Material shown:
++++++++++
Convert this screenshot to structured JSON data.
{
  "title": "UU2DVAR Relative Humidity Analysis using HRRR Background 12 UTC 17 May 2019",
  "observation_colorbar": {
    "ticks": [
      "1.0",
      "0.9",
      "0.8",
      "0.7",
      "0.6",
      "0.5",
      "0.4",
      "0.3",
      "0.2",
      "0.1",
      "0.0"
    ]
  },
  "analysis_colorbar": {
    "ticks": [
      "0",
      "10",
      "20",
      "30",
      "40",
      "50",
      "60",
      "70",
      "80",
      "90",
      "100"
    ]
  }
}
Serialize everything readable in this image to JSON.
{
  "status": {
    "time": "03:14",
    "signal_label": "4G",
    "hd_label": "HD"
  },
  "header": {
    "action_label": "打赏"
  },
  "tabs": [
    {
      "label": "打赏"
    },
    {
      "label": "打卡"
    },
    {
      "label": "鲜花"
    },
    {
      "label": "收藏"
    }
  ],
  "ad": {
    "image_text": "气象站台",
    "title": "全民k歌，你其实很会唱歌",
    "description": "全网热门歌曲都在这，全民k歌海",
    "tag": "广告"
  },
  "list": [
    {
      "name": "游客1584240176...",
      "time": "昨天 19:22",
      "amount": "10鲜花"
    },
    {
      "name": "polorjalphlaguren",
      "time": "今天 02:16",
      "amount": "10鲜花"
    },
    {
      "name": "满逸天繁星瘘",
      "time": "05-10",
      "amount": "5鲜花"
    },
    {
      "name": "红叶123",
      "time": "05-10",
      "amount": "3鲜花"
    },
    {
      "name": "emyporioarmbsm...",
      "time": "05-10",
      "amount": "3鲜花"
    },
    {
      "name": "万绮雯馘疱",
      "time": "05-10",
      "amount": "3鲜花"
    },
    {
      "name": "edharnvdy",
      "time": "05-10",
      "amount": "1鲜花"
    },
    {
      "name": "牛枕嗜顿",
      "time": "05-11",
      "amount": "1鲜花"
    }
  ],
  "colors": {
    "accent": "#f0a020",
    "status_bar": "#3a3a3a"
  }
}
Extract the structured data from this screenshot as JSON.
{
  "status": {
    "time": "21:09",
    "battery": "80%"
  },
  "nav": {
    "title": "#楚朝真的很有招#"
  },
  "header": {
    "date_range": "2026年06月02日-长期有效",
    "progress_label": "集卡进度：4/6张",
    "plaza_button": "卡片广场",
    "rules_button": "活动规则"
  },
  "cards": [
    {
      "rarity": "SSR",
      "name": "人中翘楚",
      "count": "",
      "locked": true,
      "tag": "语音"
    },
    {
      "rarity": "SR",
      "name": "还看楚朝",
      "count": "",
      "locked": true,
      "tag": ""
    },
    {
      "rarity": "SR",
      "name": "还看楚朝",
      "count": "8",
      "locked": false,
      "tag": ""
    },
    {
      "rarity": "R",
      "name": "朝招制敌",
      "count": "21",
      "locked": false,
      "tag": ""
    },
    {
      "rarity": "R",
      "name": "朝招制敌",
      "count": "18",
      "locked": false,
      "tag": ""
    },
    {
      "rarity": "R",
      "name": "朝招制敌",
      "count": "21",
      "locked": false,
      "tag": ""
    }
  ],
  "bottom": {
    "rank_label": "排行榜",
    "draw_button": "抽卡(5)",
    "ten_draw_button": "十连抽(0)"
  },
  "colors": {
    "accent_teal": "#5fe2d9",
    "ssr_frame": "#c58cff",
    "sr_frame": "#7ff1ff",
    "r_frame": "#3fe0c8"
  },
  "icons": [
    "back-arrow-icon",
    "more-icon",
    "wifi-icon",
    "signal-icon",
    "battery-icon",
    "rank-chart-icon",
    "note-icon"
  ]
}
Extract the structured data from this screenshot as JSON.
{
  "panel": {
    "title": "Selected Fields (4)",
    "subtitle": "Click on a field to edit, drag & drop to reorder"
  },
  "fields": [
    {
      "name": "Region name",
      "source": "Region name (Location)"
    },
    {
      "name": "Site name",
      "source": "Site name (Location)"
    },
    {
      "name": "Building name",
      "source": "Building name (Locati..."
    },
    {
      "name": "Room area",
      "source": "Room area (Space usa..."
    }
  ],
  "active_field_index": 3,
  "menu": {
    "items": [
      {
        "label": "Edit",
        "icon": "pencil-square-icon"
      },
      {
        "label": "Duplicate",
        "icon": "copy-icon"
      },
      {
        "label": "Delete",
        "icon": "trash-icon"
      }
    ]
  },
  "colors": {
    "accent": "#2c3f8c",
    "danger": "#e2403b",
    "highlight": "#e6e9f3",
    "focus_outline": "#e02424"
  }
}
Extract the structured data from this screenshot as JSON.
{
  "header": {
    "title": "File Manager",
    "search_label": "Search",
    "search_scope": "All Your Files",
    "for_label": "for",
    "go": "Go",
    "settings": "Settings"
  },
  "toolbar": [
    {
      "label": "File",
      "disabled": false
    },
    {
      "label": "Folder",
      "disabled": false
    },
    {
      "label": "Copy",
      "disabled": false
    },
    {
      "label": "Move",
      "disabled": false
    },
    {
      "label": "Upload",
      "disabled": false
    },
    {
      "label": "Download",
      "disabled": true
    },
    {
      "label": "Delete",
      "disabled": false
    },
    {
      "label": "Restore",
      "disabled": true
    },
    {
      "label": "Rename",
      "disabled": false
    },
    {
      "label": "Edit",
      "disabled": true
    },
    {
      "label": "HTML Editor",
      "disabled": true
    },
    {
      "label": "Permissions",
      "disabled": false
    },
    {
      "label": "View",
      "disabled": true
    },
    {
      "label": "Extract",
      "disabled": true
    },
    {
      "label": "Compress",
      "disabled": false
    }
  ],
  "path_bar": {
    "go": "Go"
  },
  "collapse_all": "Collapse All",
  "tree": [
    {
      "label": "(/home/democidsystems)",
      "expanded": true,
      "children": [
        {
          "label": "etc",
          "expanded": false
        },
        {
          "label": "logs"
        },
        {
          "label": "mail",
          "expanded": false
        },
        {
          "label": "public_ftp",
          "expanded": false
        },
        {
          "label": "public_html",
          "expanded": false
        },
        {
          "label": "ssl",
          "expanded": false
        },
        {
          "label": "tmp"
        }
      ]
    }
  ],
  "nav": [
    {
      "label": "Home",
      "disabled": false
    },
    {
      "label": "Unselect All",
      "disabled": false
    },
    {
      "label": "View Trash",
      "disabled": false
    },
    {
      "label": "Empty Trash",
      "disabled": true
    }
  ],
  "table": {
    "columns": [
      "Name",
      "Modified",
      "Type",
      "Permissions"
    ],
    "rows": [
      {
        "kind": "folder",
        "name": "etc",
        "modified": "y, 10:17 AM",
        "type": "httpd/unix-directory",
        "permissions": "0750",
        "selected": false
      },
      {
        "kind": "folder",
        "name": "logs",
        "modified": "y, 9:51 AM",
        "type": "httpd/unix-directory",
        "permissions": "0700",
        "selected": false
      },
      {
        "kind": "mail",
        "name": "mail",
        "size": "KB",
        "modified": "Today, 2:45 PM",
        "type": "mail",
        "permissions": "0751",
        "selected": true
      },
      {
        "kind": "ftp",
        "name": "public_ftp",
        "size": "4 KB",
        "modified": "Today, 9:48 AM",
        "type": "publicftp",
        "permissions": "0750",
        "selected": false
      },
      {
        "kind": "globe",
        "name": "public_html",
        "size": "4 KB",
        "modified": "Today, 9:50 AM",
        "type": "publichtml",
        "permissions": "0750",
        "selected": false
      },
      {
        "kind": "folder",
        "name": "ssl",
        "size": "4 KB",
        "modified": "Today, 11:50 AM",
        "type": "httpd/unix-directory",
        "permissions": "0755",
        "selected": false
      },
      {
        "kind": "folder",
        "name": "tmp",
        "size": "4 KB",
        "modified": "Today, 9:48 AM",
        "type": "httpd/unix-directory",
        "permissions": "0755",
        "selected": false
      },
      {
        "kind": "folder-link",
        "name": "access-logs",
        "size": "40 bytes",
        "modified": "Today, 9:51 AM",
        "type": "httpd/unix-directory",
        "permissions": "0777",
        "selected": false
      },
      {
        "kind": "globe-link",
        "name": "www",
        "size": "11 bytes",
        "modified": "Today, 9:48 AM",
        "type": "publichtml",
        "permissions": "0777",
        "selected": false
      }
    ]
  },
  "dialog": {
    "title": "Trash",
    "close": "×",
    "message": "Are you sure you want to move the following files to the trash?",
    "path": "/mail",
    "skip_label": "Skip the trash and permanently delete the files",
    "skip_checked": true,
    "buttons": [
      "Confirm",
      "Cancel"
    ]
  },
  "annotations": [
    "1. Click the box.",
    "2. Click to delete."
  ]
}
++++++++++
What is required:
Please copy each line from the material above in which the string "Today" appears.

Output for this task:
        "modified": "Today, 2:45 PM",
        "modified": "Today, 9:48 AM",
        "modified": "Today, 9:50 AM",
        "modified": "Today, 11:50 AM",
        "modified": "Today, 9:48 AM",
        "modified": "Today, 9:51 AM",
        "modified": "Today, 9:48 AM",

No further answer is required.